The Spectator

hard to see how churches can provide the security and elementary safeguards against theft and damage which public galleries employ. But the thought of denuded churches is not a...

Page 17

her first role since her Academy Award for "Darling"

The Spectator


Page 18

HE Bethnal Green Museum is an elegantly I glass-roofed pleasure

The Spectator

dome administered by the Circulation Department of the Victoria and Albert Museum. The Department, which does Trojan work in education, has just set up a modestly presented but...

Page 19

But the images—the paper eye, the stomach like a cave—distance

The Spectator

the scene as if it were on stage. The word 'weep' adds to the deliberately formal quality. In Alamein to Zem Zem, Douglas writes : 'Silence is a strange thing to us who live: we...

This new edition includes all Douglas's line drawings, though, unfortunately,

The Spectator

the editors tell us, it proved impossible to include the colour illustrations. Many of the drawings depict dead bodies, and Douglas's attitude to death is the key to his mature...

D I N October 1942, as the battle of Alamein began,

The Spectator

Keith Douglas was at divisional head- quarters, with an easy job as officer in charge of camouflage training. Bored and frustrated, he set out, in direct disobedience of orders,...

Page 20

One seeks for the cause of this deep-rooted malignity. His

The Spectator

childhood was spent in genuine poverty, but not in desperate or even excep- tionally unhappy surroundings. The accident that destroyed his minor civil service career may have...

Page 21

infidelity, was brought up against him.' It appeared that at

The Spectator

a meeting of the London Dialec- tical Society Amberley had spoken in favour of family limitation : 'and after all it turned out to be a medical question how this could best be...

Another subject which takes up much of the space is

The Spectator

elections.
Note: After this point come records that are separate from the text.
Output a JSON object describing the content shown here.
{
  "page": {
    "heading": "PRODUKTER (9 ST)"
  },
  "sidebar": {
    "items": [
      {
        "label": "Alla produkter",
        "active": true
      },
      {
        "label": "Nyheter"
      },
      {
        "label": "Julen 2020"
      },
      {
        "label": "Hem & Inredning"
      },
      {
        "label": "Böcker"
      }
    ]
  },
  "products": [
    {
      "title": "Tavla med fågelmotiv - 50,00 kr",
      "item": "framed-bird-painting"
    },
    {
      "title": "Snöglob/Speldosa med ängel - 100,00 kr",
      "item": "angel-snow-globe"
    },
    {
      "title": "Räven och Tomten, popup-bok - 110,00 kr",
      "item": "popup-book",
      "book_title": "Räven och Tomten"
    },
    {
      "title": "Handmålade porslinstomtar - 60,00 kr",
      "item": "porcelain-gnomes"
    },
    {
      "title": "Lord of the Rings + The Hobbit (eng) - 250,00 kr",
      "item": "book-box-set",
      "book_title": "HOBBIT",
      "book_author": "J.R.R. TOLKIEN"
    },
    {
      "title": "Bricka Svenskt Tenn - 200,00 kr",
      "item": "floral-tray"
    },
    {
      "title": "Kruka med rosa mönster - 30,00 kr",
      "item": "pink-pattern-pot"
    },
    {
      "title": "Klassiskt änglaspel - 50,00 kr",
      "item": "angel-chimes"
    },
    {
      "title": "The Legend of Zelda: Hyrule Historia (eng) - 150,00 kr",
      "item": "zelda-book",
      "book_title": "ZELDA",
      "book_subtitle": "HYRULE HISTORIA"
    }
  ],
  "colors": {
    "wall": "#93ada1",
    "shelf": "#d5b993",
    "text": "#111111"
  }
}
Ponder the figures suggested as reasonable for election expenses by an ad- vanced reforming Liberal of the 1860s. The Duke of Bedford offers a thousand undepreciated...

Page 22

The second writes his second novel, The Words of My

The Spectator

Roaring, which takes us refreshingly far from home to a parched Alberta in the 1930s, where a Swedish-Canadian undertaker promises rain in return for votes. As its huge hero...

Page 23

tions, and although Mrs Lewis hasn't the Margaret Yourcenar or

The Spectator

Mary Renault gifts of empathy and total immersion in the chosen time and subject, she writes a spankingly good story about Matilda, whom the legends cal] gentle but she calls a...

F unds. Delete as required.

The Spectator

Name Address

Page 24

The Companies Bill which was introduced in the House of

The Spectator

Commons at the beginning of this month is not the managerial revolution which Mr Wilson seemed to promise. It is merely a revised version of the Bill which came before...


The Spectator

Kt- Q B 3 4 Kt-KB3 3 B- B Kt x PI This is well-known to give Black at 4... Kt - Q 3 sB-14 3 Kt - B 3 6 Kt- Kt s P- K Kt3 7 Q - B Kt - B 4? You really must know a variation of...

Page 25

Certainly, 'big businesses,' as Lord Campbell says, 'must come to

The Spectator

terms with the society in which they are rooted,' but surely it is obvious that they have already done so seeing that they are prepared to work under the Prices and In- comes...

ITIHE announcement that the Prime Minister I 'means business' in

The Spectator

taking the first steps to joining the EEC, brought no particular cheer to the equity share markets. The fact that it would take a year or two before the European move, if...

The Spectator